Reply with each record repeated exactly.

- - - - - - -

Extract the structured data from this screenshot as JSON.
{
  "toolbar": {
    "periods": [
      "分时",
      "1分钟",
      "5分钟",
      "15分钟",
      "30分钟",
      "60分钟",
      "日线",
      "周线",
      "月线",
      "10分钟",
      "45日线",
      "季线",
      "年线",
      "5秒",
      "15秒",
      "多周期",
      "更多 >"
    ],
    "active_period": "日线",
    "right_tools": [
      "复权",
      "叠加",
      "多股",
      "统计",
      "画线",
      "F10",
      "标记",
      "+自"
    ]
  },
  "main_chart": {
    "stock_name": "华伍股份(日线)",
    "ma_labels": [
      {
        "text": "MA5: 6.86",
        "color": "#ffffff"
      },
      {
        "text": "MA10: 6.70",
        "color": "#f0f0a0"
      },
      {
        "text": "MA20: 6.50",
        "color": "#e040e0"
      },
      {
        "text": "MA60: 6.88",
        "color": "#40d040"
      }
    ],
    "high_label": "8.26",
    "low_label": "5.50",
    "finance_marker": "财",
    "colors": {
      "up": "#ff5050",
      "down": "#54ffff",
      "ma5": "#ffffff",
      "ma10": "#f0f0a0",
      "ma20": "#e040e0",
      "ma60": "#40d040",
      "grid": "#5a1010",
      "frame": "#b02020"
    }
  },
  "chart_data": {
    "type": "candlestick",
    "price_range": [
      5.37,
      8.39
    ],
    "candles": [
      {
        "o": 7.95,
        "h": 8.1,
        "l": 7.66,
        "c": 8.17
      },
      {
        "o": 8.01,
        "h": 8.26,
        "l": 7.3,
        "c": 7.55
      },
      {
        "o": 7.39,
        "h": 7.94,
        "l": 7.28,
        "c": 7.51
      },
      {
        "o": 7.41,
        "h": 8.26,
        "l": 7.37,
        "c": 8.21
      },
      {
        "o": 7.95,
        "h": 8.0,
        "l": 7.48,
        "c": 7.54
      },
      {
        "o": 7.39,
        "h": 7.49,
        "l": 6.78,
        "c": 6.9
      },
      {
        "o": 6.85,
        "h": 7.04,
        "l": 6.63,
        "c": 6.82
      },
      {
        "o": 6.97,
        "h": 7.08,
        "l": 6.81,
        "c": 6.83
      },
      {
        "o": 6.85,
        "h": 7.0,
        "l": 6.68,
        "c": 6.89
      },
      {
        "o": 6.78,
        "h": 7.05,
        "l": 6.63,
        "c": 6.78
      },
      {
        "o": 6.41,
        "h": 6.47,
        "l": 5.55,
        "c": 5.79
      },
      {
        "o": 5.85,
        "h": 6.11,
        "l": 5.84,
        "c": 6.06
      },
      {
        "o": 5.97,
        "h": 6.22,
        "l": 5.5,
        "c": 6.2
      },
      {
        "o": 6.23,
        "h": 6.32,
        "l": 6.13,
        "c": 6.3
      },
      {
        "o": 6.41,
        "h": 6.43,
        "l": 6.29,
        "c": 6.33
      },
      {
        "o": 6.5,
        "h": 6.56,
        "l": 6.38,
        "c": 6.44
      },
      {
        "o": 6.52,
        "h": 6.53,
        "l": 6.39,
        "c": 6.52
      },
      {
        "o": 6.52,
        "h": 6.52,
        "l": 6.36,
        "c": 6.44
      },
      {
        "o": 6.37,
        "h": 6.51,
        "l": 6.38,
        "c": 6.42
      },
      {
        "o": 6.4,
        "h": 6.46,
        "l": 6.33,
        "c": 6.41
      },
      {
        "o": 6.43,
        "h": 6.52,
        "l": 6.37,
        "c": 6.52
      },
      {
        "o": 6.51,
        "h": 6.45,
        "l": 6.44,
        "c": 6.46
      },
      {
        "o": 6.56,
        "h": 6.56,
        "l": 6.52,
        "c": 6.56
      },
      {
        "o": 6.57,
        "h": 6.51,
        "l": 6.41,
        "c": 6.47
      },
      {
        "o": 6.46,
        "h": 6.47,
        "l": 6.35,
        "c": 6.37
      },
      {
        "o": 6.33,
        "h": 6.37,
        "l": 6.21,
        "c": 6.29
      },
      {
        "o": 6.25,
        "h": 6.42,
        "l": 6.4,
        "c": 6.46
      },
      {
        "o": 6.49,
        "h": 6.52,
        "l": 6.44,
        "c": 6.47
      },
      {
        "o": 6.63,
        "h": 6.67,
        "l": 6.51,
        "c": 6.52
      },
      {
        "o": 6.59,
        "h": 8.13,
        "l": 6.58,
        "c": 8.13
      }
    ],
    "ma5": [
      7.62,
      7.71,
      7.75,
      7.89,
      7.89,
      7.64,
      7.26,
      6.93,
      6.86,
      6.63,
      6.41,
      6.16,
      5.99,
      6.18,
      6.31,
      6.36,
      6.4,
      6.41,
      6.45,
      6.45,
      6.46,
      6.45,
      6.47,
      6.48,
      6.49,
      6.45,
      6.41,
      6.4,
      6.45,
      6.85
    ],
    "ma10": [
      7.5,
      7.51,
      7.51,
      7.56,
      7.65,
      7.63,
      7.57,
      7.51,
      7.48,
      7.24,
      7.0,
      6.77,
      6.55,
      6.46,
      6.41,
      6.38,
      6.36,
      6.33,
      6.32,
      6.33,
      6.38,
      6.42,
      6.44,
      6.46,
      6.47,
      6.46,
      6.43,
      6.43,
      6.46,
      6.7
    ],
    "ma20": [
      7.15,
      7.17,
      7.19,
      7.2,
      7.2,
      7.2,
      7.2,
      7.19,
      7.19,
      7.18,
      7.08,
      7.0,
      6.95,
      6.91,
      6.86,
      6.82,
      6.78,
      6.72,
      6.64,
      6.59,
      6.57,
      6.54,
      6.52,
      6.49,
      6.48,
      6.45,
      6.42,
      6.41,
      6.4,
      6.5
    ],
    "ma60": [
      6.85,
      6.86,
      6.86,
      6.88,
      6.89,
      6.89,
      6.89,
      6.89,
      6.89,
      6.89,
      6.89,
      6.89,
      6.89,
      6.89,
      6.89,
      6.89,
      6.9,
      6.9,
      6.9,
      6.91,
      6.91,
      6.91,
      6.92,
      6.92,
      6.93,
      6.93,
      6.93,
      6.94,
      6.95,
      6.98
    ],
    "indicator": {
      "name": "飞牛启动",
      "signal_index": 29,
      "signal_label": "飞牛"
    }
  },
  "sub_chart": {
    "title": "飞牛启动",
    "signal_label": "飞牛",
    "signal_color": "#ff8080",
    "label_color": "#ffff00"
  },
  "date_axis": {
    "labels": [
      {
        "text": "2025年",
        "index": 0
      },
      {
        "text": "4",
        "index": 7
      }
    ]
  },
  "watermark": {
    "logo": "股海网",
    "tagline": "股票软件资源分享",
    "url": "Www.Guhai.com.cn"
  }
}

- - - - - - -

### [ANSWER TO THIS EXERCISE]
Extract the structured data from this screenshot as JSON.
{
  "toolbar": {
    "periods": [
      "分时",
      "1分钟",
      "5分钟",
      "15分钟",
      "30分钟",
      "60分钟",
      "日线",
      "周线",
      "月线",
      "10分钟",
      "45日线",
      "季线",
      "年线",
      "5秒",
      "15秒",
      "多周期",
      "更多 >"
    ],
    "active_period": "日线",
    "right_tools": [
      "复权",
      "叠加",
      "多股",
      "统计",
      "画线",
      "F10",
      "标记",
      "+自"
    ]
  },
  "main_chart": {
    "stock_name": "华伍股份(日线)",
    "ma_labels": [
      {
        "text": "MA5: 6.86",
        "color": "#ffffff"
      },
      {
        "text": "MA10: 6.70",
        "color": "#f0f0a0"
      },
      {
        "text": "MA20: 6.50",
        "color": "#e040e0"
      },
      {
        "text": "MA60: 6.88",
        "color": "#40d040"
      }
    ],
    "high_label": "8.26",
    "low_label": "5.50",
    "finance_marker": "财",
    "colors": {
      "up": "#ff5050",
      "down": "#54ffff",
      "ma5": "#ffffff",
      "ma10": "#f0f0a0",
      "ma20": "#e040e0",
      "ma60": "#40d040",
      "grid": "#5a1010",
      "frame": "#b02020"
    }
  },
  "chart_data": {
    "type": "candlestick",
    "price_range": [
      5.37,
      8.39
    ],
    "candles": [
      {
        "o": 7.95,
        "h": 8.1,
        "l": 7.66,
        "c": 8.17
      },
      {
        "o": 8.01,
        "h": 8.26,
        "l": 7.3,
        "c": 7.55
      },
      {
        "o": 7.39,
        "h": 7.94,
        "l": 7.28,
        "c": 7.51
      },
      {
        "o": 7.41,
        "h": 8.26,
        "l": 7.37,
        "c": 8.21
      },
      {
        "o": 7.95,
        "h": 8.0,
        "l": 7.48,
        "c": 7.54
      },
      {
        "o": 7.39,
        "h": 7.49,
        "l": 6.78,
        "c": 6.9
      },
      {
        "o": 6.85,
        "h": 7.04,
        "l": 6.63,
        "c": 6.82
      },
      {
        "o": 6.97,
        "h": 7.08,
        "l": 6.81,
        "c": 6.83
      },
      {
        "o": 6.85,
        "h": 7.0,
        "l": 6.68,
        "c": 6.89
      },
      {
        "o": 6.78,
        "h": 7.05,
        "l": 6.63,
        "c": 6.78
      },
      {
        "o": 6.41,
        "h": 6.47,
        "l": 5.55,
        "c": 5.79
      },
      {
        "o": 5.85,
        "h": 6.11,
        "l": 5.84,
        "c": 6.06
      },
      {
        "o": 5.97,
        "h": 6.22,
        "l": 5.5,
        "c": 6.2
      },
      {
        "o": 6.23,
        "h": 6.32,
        "l": 6.13,
        "c": 6.3
      },
      {
        "o": 6.41,
        "h": 6.43,
        "l": 6.29,
        "c": 6.33
      },
      {
        "o": 6.5,
        "h": 6.56,
        "l": 6.38,
        "c": 6.44
      },
      {
        "o": 6.52,
        "h": 6.53,
        "l": 6.39,
        "c": 6.52
      },
      {
        "o": 6.52,
        "h": 6.52,
        "l": 6.36,
        "c": 6.44
      },
      {
        "o": 6.37,
        "h": 6.51,
        "l": 6.38,
        "c": 6.42
      },
      {
        "o": 6.4,
        "h": 6.46,
        "l": 6.33,
        "c": 6.41
      },
      {
        "o": 6.43,
        "h": 6.52,
        "l": 6.37,
        "c": 6.52
      },
      {
        "o": 6.51,
        "h": 6.45,
        "l": 6.44,
        "c": 6.46
      },
      {
        "o": 6.56,
        "h": 6.56,
        "l": 6.52,
        "c": 6.56
      },
      {
        "o": 6.57,
        "h": 6.51,
        "l": 6.41,
        "c": 6.47
      },
      {
        "o": 6.46,
        "h": 6.47,
        "l": 6.35,
        "c": 6.37
      },
      {
        "o": 6.33,
        "h": 6.37,
        "l": 6.21,
        "c": 6.29
      },
      {
        "o": 6.25,
        "h": 6.42,
        "l": 6.4,
        "c": 6.46
      },
      {
        "o": 6.49,
        "h": 6.52,
        "l": 6.44,
        "c": 6.47
      },
      {
        "o": 6.63,
        "h": 6.67,
        "l": 6.51,
        "c": 6.52
      },
      {
        "o": 6.59,
        "h": 8.13,
        "l": 6.58,
        "c": 8.13
      }
    ],
    "ma5": [
      7.62,
      7.71,
      7.75,
      7.89,
      7.89,
      7.64,
      7.26,
      6.93,
      6.86,
      6.63,
      6.41,
      6.16,
      5.99,
      6.18,
      6.31,
      6.36,
      6.4,
      6.41,
      6.45,
      6.45,
      6.46,
      6.45,
      6.47,
      6.48,
      6.49,
      6.45,
      6.41,
      6.4,
      6.45,
      6.85
    ],
    "ma10": [
      7.5,
      7.51,
      7.51,
      7.56,
      7.65,
      7.63,
      7.57,
      7.51,
      7.48,
      7.24,
      7.0,
      6.77,
      6.55,
      6.46,
      6.41,
      6.38,
      6.36,
      6.33,
      6.32,
      6.33,
      6.38,
      6.42,
      6.44,
      6.46,
      6.47,
      6.46,
      6.43,
      6.43,
      6.46,
      6.7
    ],
    "ma20": [
      7.15,
      7.17,
      7.19,
      7.2,
      7.2,
      7.2,
      7.2,
      7.19,
      7.19,
      7.18,
      7.08,
      7.0,
      6.95,
      6.91,
      6.86,
      6.82,
      6.78,
      6.72,
      6.64,
      6.59,
      6.57,
      6.54,
      6.52,
      6.49,
      6.48,
      6.45,
      6.42,
      6.41,
      6.4,
      6.5
    ],
    "ma60": [
      6.85,
      6.86,
      6.86,
      6.88,
      6.89,
      6.89,
      6.89,
      6.89,
      6.89,
      6.89,
      6.89,
      6.89,
      6.89,
      6.89,
      6.89,
      6.89,
      6.9,
      6.9,
      6.9,
      6.91,
      6.91,
      6.91,
      6.92,
      6.92,
      6.93,
      6.93,
      6.93,
      6.94,
      6.95,
      6.98
    ],
    "indicator": {
      "name": "飞牛启动",
      "signal_index": 29,
      "signal_label": "飞牛"
    }
  },
  "sub_chart": {
    "title": "飞牛启动",
    "signal_label": "飞牛",
    "signal_color": "#ff8080",
    "label_color": "#ffff00"
  },
  "date_axis": {
    "labels": [
      {
        "text": "2025年",
        "index": 0
      },
      {
        "text": "4",
        "index": 7
      }
    ]
  },
  "watermark": {
    "logo": "股海网",
    "tagline": "股票软件资源分享",
    "url": "Www.Guhai.com.cn"
  }
}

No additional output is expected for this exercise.